*What you should do*:
The required result is each line of the entries below containing the string "into".

*Entries shown*:
# # # #

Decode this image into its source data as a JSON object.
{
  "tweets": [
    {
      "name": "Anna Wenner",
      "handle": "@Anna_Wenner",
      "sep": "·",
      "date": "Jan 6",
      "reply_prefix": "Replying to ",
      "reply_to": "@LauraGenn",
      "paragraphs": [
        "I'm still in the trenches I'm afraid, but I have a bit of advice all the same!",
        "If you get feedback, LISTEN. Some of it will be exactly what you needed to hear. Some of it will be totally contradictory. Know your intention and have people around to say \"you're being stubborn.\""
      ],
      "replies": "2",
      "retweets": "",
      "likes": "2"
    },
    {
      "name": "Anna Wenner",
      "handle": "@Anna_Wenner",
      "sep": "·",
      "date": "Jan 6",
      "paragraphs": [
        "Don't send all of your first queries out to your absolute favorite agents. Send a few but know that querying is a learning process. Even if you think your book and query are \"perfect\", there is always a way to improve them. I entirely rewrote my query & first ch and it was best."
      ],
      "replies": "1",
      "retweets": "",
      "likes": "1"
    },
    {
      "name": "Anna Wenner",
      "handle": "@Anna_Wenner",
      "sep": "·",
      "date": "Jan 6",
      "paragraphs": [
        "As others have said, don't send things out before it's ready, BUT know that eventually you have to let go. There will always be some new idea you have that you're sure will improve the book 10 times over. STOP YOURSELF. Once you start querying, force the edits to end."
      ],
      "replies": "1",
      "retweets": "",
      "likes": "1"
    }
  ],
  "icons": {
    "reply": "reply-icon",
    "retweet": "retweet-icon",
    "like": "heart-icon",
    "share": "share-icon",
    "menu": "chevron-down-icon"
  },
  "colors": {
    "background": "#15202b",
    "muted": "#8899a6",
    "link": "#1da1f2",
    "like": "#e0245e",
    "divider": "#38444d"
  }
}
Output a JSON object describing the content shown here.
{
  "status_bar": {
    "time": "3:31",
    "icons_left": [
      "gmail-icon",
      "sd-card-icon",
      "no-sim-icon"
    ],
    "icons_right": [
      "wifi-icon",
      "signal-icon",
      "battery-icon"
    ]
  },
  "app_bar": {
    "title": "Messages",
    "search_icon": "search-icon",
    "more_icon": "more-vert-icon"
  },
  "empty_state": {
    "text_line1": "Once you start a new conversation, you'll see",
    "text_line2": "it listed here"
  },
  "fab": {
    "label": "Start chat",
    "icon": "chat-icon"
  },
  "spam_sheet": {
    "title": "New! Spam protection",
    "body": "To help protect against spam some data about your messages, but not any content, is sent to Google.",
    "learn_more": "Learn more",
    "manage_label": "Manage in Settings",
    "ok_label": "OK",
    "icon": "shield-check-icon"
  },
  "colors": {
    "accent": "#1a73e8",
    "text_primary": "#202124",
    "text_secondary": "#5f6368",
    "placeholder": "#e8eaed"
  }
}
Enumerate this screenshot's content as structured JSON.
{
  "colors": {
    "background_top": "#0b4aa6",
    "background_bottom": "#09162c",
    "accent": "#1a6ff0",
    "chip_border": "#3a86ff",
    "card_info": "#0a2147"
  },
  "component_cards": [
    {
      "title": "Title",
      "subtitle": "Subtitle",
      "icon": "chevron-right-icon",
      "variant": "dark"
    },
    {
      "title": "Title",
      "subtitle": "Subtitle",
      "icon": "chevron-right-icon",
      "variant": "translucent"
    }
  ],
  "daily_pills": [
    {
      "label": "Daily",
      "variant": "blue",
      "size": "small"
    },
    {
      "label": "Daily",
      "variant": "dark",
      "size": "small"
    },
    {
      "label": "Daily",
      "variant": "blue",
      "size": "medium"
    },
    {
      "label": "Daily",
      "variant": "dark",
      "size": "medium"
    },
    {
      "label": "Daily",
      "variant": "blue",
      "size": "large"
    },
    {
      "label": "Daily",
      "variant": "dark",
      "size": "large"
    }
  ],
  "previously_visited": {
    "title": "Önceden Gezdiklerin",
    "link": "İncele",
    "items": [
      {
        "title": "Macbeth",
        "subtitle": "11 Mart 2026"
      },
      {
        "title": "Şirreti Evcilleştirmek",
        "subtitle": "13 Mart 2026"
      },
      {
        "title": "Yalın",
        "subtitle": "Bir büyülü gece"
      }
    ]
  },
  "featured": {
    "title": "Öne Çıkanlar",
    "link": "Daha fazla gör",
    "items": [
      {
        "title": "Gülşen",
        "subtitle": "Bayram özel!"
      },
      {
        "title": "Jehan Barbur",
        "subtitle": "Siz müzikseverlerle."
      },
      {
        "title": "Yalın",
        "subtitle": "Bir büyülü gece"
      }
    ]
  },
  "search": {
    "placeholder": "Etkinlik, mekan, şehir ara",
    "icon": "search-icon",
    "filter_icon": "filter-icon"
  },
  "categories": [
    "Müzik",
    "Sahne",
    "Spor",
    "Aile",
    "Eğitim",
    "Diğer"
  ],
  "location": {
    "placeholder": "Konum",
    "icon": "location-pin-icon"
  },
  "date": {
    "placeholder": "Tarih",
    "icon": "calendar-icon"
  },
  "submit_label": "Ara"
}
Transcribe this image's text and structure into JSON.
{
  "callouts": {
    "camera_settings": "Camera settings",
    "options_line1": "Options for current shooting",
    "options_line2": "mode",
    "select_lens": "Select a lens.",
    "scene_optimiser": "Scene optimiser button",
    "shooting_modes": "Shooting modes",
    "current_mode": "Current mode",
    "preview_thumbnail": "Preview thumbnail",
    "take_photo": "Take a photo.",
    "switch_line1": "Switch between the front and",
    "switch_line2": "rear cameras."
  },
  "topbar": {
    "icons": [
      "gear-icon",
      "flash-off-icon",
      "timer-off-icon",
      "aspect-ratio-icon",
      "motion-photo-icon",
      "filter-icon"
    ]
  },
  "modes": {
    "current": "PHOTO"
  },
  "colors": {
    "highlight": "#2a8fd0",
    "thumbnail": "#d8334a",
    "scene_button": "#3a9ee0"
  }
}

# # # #

*Answer box*:
Decode this image into its source data as a JSON object.
Transcribe this image's text and structure into JSON.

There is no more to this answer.